Good news and bad on public education
Public school students in Louisiana head back to class this week following a legislative session that saw teachers get only their second pay raise in a decade. The good news is that Louisiana kids are graduating high school at record rates, earning more college credit while still in high school and qualifying for college in greater numbers than ever before. The bad news is that other states are making even more rapid gains, which means Louisiana remains mired at the bottom of national rankings. The Advocate’s Will Sentell reports:

Educators and others often note that Louisiana is one of the most poverty-stricken states in the nation. Nearly 70 percent of the state’s 720,000 public school students are classified as “economically disadvantaged,” including those who qualify for free and reduced-price lunches. State aid for public schools was frozen for 10 of 11 years starting in 2008. “Education has not been adequately funded,” said Mike Faulk, executive director of the Louisiana Association of School Superintendents and former superintendent of the Central School District. However, national gains are tough when revamping public schools is a political juggling act.


“The kindness of strangers” is not a good health plan
While the Affordable Care Act has meant that more Americans than ever before are covered by health insurance, millions of Americans are still stuck with high-deductible policies that leave them with massive out-of-pocket costs after a major illness or accident. When the bills pile up, people are increasingly relying on charity to pay what they owe. The Los Angeles Times’ Noam Levey has the story: 

(T)he growing reliance on charity — though sometimes celebrated in inspiring stories of generosity — means patients and their families must devote time and energy to raising money, often when they are most stressed and in need. This threatens to widen inequalities, giving an advantage to those with more resources, larger social networks and stories better suited to dramatic online appeals. Funding healthcare through charity can also distort markets, particularly for prescription drugs, research shows. “We shouldn’t be the solution,” said GoFundMe Chairman Rob Solomon. “We know we’ve become a kind of de facto safety net.… But we’re only scratching the surface of all the need out there.” GoFundMe, the nation’s largest online crowdfunding site, is now dominated by healthcare campaigns. An estimated one-third of the more than $5 billion raised each year through the platform goes to support someone who is ill, according to the company.

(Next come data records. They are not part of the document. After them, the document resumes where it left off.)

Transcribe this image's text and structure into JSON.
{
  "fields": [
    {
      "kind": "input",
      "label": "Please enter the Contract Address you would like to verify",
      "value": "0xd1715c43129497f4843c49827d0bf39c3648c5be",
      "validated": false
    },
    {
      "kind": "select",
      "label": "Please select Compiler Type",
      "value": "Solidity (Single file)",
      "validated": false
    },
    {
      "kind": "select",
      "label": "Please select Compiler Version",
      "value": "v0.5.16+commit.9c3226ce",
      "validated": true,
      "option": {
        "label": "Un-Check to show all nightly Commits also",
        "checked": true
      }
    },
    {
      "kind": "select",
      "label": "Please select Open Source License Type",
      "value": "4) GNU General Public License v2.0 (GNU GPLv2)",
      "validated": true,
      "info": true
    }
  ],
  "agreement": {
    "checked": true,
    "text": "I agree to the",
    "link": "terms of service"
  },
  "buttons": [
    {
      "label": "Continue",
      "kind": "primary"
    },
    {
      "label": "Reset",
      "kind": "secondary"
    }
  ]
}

Louisiana’s “resource curse”
Candidate qualifying starts Tuesday for the Oct. 12 primary elections, and with it begins the quadrennial debate about how to make Louisiana’s economy more competitive with neighboring states. With that in mind, The Advocate’s Mark Ballard looks back on three generations of chief executives and the role that Louisiana’s reliance on oil and gas in putting us near the bottom of most national rankings. 

It’d be fair to say that Louisiana’s fiscal situation is caused by what economists call the “resource curse.” Basically, the theory goes that many countries, or in this case a state, with a lot of oil and natural gas live large off the abundance and never pursue the development that leads to economic growth. “What would Texas do” is a popular refrain among Louisiana politicos, but it’s mostly applied as an argument against increasing taxes. What Texas did was funnel much of the proceeds from high property taxes and oil production into higher education, good roads and investments in other industries. The Texas Medical Center in Houston, for instance, a Lone Star state project, now employs more than 100,000 people, most of whom have advanced degrees with mid-six figure annual incomes.


Number of the Day
65 – Number of people murdered by white nationalist terrorists in eight mass shooting incidents dating back to December 2017. (Source: New York Times)